Element data from apps and pages

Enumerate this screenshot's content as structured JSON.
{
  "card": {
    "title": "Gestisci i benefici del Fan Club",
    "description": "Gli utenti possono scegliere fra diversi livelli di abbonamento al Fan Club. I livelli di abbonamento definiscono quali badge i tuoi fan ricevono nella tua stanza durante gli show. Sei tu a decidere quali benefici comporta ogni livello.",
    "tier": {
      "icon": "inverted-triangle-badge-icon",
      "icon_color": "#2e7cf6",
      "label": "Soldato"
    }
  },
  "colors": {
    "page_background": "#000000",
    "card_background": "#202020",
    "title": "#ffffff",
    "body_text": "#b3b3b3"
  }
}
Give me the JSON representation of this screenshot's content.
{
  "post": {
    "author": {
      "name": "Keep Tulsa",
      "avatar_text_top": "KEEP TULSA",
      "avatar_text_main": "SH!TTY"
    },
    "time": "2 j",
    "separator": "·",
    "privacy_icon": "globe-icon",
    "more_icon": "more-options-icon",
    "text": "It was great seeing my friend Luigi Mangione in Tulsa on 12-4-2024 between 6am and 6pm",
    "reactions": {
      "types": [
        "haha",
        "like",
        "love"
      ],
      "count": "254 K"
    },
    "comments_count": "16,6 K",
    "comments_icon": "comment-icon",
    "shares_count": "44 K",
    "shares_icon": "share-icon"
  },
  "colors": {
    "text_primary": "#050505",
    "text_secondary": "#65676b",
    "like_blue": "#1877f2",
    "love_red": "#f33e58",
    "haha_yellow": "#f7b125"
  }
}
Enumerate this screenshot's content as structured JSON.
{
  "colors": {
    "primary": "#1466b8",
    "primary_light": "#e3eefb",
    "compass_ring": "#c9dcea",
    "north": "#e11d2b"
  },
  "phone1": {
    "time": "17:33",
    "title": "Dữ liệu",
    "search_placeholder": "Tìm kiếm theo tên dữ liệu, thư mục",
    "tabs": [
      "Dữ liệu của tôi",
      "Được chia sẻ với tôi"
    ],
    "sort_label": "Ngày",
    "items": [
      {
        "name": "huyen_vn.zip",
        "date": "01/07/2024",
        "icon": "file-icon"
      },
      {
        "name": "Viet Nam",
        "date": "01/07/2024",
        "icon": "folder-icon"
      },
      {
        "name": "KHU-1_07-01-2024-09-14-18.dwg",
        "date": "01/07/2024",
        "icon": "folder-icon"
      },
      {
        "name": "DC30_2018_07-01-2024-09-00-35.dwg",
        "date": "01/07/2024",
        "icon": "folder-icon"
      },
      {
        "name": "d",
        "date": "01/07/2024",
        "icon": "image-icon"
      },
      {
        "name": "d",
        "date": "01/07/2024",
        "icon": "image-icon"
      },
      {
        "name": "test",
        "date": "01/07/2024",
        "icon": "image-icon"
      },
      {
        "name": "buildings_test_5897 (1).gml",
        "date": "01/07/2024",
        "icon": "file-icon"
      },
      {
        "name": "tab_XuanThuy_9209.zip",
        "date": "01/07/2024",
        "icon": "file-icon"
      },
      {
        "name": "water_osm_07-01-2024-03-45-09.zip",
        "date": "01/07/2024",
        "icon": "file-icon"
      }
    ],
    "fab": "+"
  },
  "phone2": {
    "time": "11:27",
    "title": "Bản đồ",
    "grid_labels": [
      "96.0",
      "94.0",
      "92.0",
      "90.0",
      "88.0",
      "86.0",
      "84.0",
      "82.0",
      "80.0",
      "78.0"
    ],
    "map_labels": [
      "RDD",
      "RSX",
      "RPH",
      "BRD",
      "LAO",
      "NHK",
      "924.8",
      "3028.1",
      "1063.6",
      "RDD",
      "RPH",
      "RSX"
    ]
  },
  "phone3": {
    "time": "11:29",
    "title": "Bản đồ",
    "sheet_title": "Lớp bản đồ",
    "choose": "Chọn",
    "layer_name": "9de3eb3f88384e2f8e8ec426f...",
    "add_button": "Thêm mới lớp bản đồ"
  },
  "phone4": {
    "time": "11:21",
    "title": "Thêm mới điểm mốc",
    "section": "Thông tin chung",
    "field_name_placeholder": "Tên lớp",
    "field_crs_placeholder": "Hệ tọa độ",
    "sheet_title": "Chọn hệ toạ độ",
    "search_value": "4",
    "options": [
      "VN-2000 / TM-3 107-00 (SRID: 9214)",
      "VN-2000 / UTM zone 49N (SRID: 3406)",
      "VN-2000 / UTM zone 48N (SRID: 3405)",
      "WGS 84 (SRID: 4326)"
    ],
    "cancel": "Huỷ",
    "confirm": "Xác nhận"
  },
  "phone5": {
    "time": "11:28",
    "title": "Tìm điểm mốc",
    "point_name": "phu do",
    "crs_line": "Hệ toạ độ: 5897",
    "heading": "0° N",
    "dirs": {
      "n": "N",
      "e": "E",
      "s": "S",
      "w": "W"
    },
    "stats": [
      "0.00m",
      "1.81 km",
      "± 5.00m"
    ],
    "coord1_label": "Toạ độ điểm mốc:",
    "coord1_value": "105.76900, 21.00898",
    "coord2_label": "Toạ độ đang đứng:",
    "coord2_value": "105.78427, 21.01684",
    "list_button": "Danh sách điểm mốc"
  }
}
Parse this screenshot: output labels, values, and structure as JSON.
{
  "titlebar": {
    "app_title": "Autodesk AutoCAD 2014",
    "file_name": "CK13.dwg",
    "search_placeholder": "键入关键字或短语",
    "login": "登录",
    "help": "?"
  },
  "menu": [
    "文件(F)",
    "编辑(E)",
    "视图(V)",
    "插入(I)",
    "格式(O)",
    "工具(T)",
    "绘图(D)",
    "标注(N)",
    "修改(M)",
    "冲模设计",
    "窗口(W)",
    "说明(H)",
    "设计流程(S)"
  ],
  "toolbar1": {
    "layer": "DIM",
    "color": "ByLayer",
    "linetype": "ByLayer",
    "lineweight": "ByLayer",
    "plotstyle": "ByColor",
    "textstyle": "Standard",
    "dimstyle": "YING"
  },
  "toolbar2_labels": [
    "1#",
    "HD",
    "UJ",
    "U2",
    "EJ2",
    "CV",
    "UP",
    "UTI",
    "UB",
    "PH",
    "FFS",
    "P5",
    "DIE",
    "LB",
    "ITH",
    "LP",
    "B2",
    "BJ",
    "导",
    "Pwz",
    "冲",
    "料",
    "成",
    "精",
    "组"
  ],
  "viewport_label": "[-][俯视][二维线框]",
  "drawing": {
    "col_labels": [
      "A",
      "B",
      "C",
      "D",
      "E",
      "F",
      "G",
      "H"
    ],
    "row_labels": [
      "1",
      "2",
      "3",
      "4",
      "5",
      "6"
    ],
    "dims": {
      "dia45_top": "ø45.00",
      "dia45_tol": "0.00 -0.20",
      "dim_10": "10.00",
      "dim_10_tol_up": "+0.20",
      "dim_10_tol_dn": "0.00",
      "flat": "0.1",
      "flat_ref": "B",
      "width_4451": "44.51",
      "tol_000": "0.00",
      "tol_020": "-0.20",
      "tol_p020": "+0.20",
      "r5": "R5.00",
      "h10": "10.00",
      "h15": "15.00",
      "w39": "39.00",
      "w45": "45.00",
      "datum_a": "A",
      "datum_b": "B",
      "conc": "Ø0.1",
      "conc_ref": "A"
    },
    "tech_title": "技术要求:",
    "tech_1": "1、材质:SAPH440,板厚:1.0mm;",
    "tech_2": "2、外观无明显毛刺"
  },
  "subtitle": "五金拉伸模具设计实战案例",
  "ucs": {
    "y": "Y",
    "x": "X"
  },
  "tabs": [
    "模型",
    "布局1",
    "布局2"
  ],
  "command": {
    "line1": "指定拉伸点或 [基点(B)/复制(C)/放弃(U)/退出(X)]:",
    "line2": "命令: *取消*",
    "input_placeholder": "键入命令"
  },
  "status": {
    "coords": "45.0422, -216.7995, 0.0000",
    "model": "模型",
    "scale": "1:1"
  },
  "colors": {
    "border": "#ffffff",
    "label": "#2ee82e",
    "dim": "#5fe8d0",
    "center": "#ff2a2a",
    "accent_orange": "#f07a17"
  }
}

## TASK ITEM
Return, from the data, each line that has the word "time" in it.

## EXERCISE ANSWER
    "time": "2 j",
    "time": "17:33",
    "time": "11:27",
    "time": "11:29",
    "time": "11:21",
    "time": "11:28",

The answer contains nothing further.